When the New Testament addresses parenting, it is the father who is addressed. There are only two places in the New Testament where parenting is explicitly dealt with.
“Fathers, do not provoke your children to anger, but bring them up in the discipline and instruction of the Lord.” (Ephesians 6:4 ESV)
“Fathers, do not provoke your children, lest they become discouraged.” (Colossians 3:21 ESV)
The father is the head. The father is responsible.
Adam’s first sin was that he failed to be responsible. Following on the heels of this, he sinned by failing to take responsibility for his irresponsibility. First, Adam does nothing. He received the charge to keep, to guard and protect the garden. When the snake came. He did nothing.
“So when the woman saw that the tree was good for food, and that it was a delight to the eyes, and that the tree was to be desired to make one wise, she took of its fruit and ate, and she also gave some to her husband who was with her, and he ate.” (Genesis 3:6 ESV)
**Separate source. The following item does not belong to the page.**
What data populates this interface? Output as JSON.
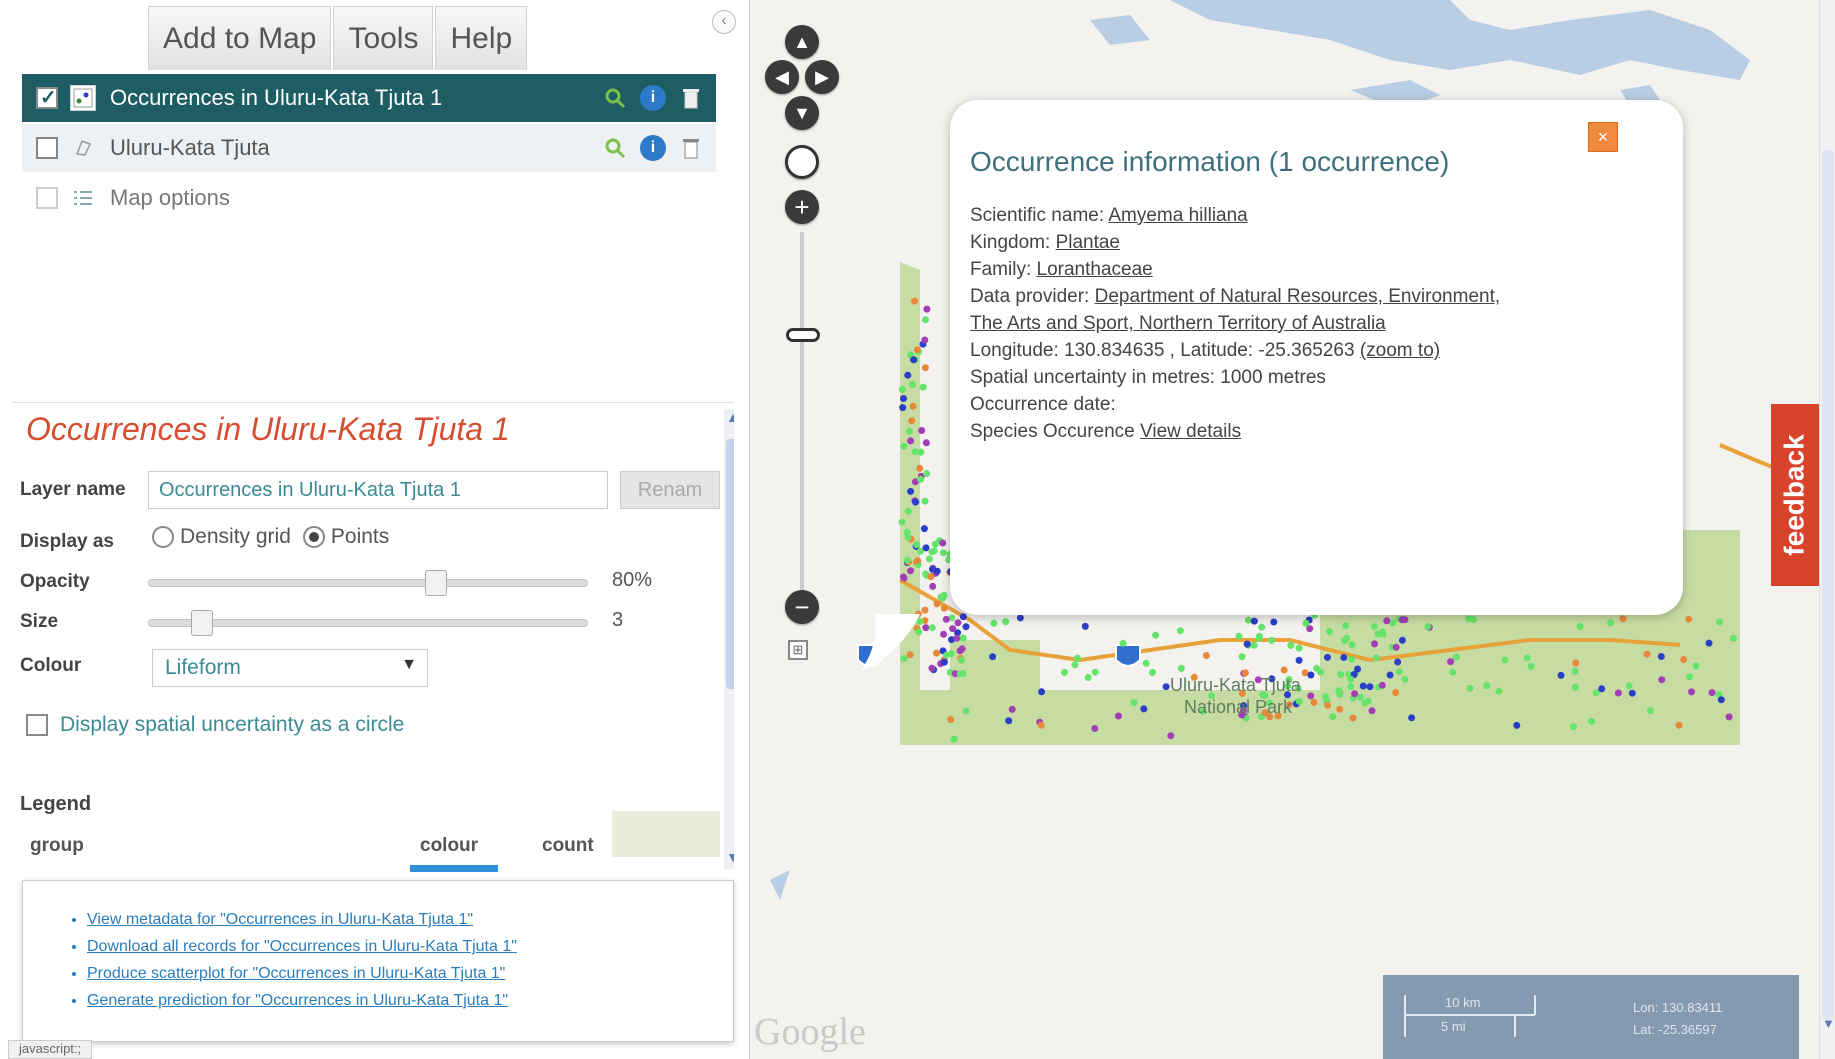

When Adam did do something, it was just as bad as his doing nothing; he blamed his wife. “The woman whom you gave to be with me, she gave me fruit of the tree, and I ate (Genesis 3:12 ESV).”
When there was sin in the garden, God came calling for Adam. Men, when the fruit of sin is eaten in your home, when the lies of Satan are tolerated in your garden, it’s you God will call for. When a general loses a war, he can’t whine about the soldiers. A good general will bark at the soldiers, but he may not blame them. This isn’t to give a father license to bark, but to show the sissiness of blame shifting.
Responsibility travels upstream. You can’t float the boat of responsibility downstream with a thousand oars. Responsibility always goes up, so you can’t pass the blame down. Fathers, beware of blame shifting in the home, for the only step up from you is the Father. This is what Adam did when he said, “The woman whom you gave to be with me.”
Sacrificial responsibility is something a man can bear only in the Second Adam—the Christ, who though innocent, bore responsibility for our sins.